Such mass-customization in design combined with the benefits of industrial production could become possible with digital fabrication. Emerging digitally driven construction processes like 3D printing and CNC milling create a direct link between digital and physical. This so called file-to-factory process has the potential to bridge the gap between designing and making, as digital design information is directly used in construction to drive computer controlled machinery. While most of the productions in the automotive, marine and aerospace industries are already digitally designed and digitally produced with highly advanced fully automated production technologies, the quality of our buildings often still relies on the sharpness of the pencil point on the building site. Automation is the solution to our demands for individualism, comfort and human being. It allows for products with high precision, quality and at an affordable price.
Automation is the solution to our demands for individualism, comfort and human being.
Therefore, in this PD Lab project we do not use expensive technologies to make even more expensive architecture, but use the potential of these technologies to create high quality, low energy consumption affordable buildings that respond to our demanding challenge towards an energy neutral future. We would like to increase the quality of the building process and the building itself. The question is how this method or process can contribute to an economic and ecological advantage for the building sector. With this lighthouse project a platform will be developed to explore the applications of building sector related product development – the PD Lab.
Currently CNC milling already has great potential to create fully digitally produced building structures with integrated friction-fit connections, as shown in professor Larry Sass’s (MIT) CNC house at MOMA and the open-source Wikihouse project. Pieter Stoutjesdijk developed this principle further with ECOnnect in Delft, using 600mm wide demountable integrated building components and making optimal use of the third axis on a CNC router to create 2.5D connections. Boards from agricultural waste and wood serve as the main building materials, therefore the structures roughly store their own weight in carbon emissions. Through the file-to-factory process, the components have the potential to be mass customized globally before being produced locally. The precision of the digital production process allows for fast and easy assembly and disassembly through integrated connections and airtight construction details. While the use of standardized building components accepts the reuse of the components like Lego blocks, the building itself allows a high amount of flexibility over time. Due to the use of environmental friendly materials the blocks themselves can be easily disassembled after its lifetime and fed back into the ecological cycle.
We take a pragmatic approach to architecture from an understanding of manufacturing and an appreciation of the way things go together. Up to now we have already concluded that the engineering part of such a system demands a high collaboration within all joining disciplines, communication on a digital platform or one common 3D model seems to be essential to allow the integration of all components. Scale tests and mock-ups to test fit and assembling orders become more and more essential; also as a base for discussion. In addition to the technological challenges a design methodology was set up as well to validate and judge requirements and demands. First iterations already showed that details and components will look differently if the requirements are set up differently.

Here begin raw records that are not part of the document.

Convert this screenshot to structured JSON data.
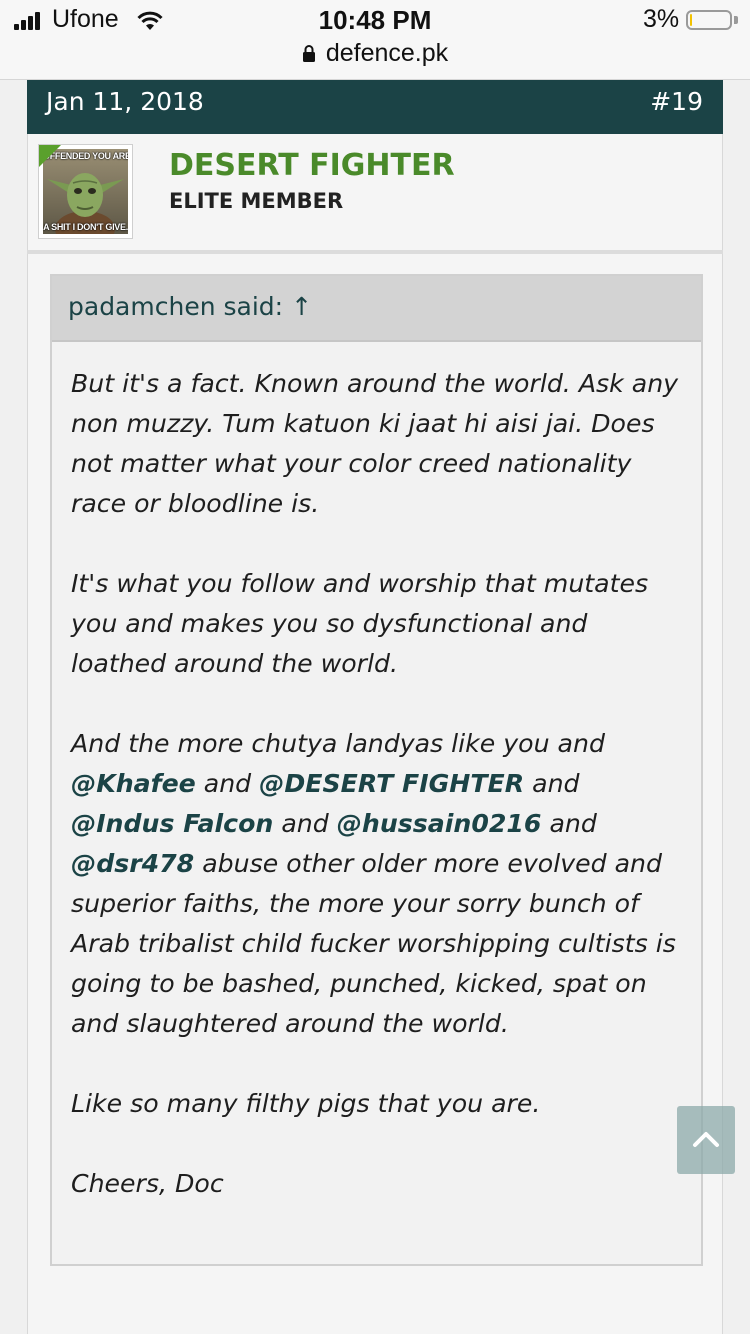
{
  "status_bar": {
    "carrier": "Ufone",
    "time": "10:48 PM",
    "battery": "3%",
    "battery_level": 0.03,
    "url": "defence.pk"
  },
  "post": {
    "date": "Jan 11, 2018",
    "number": "#19",
    "author": {
      "name": "DESERT FIGHTER",
      "title": "ELITE MEMBER",
      "avatar_caption_top": "OFFENDED YOU ARE?",
      "avatar_caption_bottom": "A SHIT I DON'T GIVE."
    },
    "quote": {
      "author": "padamchen said:",
      "arrow": "↑",
      "p1": "But it's a fact. Known around the world. Ask any non muzzy. Tum katuon ki jaat hi aisi jai. Does not matter what your color creed nationality race or bloodline is.",
      "p2": "It's what you follow and worship that mutates you and makes you so dysfunctional and loathed around the world.",
      "p3_a": "And the more chutya landyas like you and ",
      "mention1": "@Khafee",
      "p3_b": " and ",
      "mention2": "@DESERT FIGHTER",
      "p3_c": " and ",
      "mention3": "@Indus Falcon",
      "p3_d": " and ",
      "mention4": "@hussain0216",
      "p3_e": " and ",
      "mention5": "@dsr478",
      "p3_f": " abuse other older more evolved and superior faiths, the more your sorry bunch of Arab tribalist child fucker worshipping cultists is going to be bashed, punched, kicked, spat on and slaughtered around the world.",
      "p4": "Like so many filthy pigs that you are.",
      "p5": "Cheers, Doc"
    }
  },
  "icons": {
    "signal": "cellular-signal-icon",
    "wifi": "wifi-icon",
    "battery": "battery-icon",
    "lock": "lock-icon",
    "scroll_top": "chevron-up-icon"
  },
  "colors": {
    "header_bg": "#1b4346",
    "username": "#4a8a2a",
    "mention": "#1b4346",
    "battery_fill": "#f2c200"
  }
}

The role of product design changes from delivering systems prior to the actual design and building process towards an integrated product building solutions. Here, the PD Lab itself is a case study and serves as a platform to explore new methods in product design. The project is supported by teaching activities at TUD.
Delft University of Technology
Dr.-Ing. Marcel Bilow, Dr.-Ing. Tillmann Klein, Ir. Pieter Stoutjesdijk
Eindhoven University of Technology
Prof. Dr. Ir. Jos Lichtenberg
Fabrication Factory, ECOnnect, Rollecate bv, Reynobond Alcoa Architectural Products, HECO-Schrauben GmbH & Co, Festool Group GmbH & Co, Maasstad Hout & Plaat bv, Isovlas Oisterwijk BV, PARK4ALL b.v.